Makes a great Christmas present!
“The father of two said the capital city, where there are about 100,000 people, is difficult to manage. ‘But if you don’t do something and let it happen, it isn’t good for the future of the city,’ he said. Born and raised in the capital city, the former lead urban designer for the Bhutan urban development project feels Thimphu city is grappling with many problems that need quick solutions. ‘Why is there no 24-hour water service? Why isn’t there a footpath for the children to walk to school and paths for elderly people in the city to walk?'”
Read the Kuensel article by Ugyen Penjore HERE
|Loading up the bus, Tashigang|
The Jesuits had their own mess, up on the hill close to the “upper bazaar”. I ate in the staff mess, which was also populated with the other non-married teachers at Sherubtse. They were all, initially anyway, lecturers from the University of Delhi. The married ones had their own private quarters. Students dined in their own mess, which also served as the venue for the Saturday-evening disco. I was asked to chaperone this event, which gave me an opportunity to get to know my students outside of the classroom setting.
|Peter and his students at Sherubtse College.|
But the grounds of the College were not only used for sporting and religious functions. Each week there was a period of S.U.P.W., Socially Useful Productive Work. For this, the students were required to maintain the College gardens, which provided fresh vegetables for the students’ mess. Some of the Canadians, myself included, supervised these activities. At other times, Fr. Leclaire would supervise P.W.D. (Public Works Department) activities, which were minor repairs to the roads and landscape of the College.
The hostels were cold even when classes were still on. Being built only of concrete, with no heating at all, they held the cold for long periods of time. Hence it was common for me to go outside to get warm.
|Peter and some of his students.|
The students, especially the ones in my hostel, were a real joy for me. Yes, the great beauty of the place was certainly enchanting. (I would wake up each morning to look out on the snow-capped peaks of the Bhutan-Tibetan border.) And yes, I loved teaching a subject that I had spent 5+ years in university studying. (I was, and still am, quite enthusiastic about any subject that I find of interest.) But it was “my” students (aged from the late-teens to the mid-twenties), and the relationships that I developed with them, that made my time at Sherubtse so wonderful. Some are frequently in my thoughts to this day.
|Ann’s class in Mongar|
Read Ann’s blog Ann’s Adventures to get an idea about what life is like Eastern Bhutan. Originally from Ontario Ann has spent the past year developing a Special Education program in Mongar in Eastern Bhutan. She has conducted workshops for parents of special needs children and has even done traveling workshops in remote communities.
“A very interesting aspect of conducting parent workshops here, is that one must plan two versions, one for the “English literate” group, which makes up about one third of the parents, and another for the non-English speaking illiterate group.

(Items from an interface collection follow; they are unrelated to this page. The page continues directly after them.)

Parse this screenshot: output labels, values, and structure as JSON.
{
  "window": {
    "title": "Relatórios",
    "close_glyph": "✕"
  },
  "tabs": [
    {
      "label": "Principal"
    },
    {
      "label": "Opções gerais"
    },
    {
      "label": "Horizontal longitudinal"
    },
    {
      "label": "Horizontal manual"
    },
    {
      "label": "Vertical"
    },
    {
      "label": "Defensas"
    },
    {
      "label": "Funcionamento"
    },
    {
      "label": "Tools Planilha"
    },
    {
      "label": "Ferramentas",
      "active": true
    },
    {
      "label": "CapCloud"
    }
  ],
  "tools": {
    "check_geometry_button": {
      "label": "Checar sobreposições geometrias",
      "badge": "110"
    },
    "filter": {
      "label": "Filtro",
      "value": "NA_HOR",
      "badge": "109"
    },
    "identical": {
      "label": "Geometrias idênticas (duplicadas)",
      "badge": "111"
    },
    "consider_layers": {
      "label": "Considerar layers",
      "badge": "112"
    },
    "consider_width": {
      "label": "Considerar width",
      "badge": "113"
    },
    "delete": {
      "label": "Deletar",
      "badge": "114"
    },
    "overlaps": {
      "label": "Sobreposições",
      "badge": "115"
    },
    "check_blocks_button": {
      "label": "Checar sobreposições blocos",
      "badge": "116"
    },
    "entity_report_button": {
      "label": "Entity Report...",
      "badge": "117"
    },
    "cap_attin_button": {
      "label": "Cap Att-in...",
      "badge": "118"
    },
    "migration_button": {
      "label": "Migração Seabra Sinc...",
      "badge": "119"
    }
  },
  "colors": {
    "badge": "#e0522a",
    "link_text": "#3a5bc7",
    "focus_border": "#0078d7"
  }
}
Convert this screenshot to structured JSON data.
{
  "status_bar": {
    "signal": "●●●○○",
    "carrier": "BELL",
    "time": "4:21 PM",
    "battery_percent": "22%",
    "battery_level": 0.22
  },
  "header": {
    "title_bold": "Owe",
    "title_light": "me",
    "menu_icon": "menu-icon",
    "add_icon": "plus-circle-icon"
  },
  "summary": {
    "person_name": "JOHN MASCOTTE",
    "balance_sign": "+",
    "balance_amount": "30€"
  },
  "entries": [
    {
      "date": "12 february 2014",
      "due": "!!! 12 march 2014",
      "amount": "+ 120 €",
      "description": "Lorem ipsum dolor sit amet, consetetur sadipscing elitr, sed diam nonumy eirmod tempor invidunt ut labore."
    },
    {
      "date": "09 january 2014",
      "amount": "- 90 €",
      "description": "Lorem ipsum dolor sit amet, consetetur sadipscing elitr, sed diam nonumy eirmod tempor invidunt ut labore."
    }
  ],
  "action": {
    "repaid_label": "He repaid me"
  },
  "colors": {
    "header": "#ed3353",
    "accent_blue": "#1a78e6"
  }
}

All of the parents sign-in upon arrival, and the latter group signs in with their thumbprints. It was amazing to hear Yeshey’s observations about this group. After the spring workshop, she walked home with a few of the women who live in her village, and they were flushed with excitement. They said it was the first time they had ever held a pencil!! A couple of the women were inspired to learn more, and said they would get their children to teach them to read and write.”
As a BCF teacher you are likely to experience new and different adventures in eating. For most teachers, rice and dishes like ema datse, daal, curried vegetables, and all things spicy will become a mainstay in your diet. With only a few months to go before the BCF Class of 2011 heads to the Himalayas, why not take a stab at cooking a few Bhutanese dishes in preparation!
Bhutan’s national dish, ema datshi, is essentialy a chilli cheese curry. It’s quick, easy to make and, you guessed it, spicy!
•200g of chillies (green and of medium hotness)
•1 onion chopped longitudinally
•250g Danish Feta cheese
•5 cloves of garlic, finely crushed
•3 leaves of coriander
•2 teaspoon vegetable oil
Cut chillies longitudinally (1 chilli = 4 pcs). Put these chillies and chopped onions in a pot of water (approx. 400 ml). Add 2 teaspoon vegetable oil. Then boil in medium heat for about 10 minutes. Add tomato and garlic and boil for another 2 mins. Add cheese and let it remain for 2-3 mins. Finally add coriander and turn off the heat. Stir. Keep it closed for 2 mins. Serves 3. As always, serve with a generous portion of red rice or polished white rice, along with some other dish.
Note: The cheese that is actually used cannot be found outside Bhutan. It is a local farmer’s cheese with a unique texture that doesn’t dissolve when put in boiling water. None of the Bhutanese outside Bhutan have found a good substitute yet. Others have suggested “farmer’s cheese” or a mixture of various kinds of cheeses.
Photo credit: The Food Magellan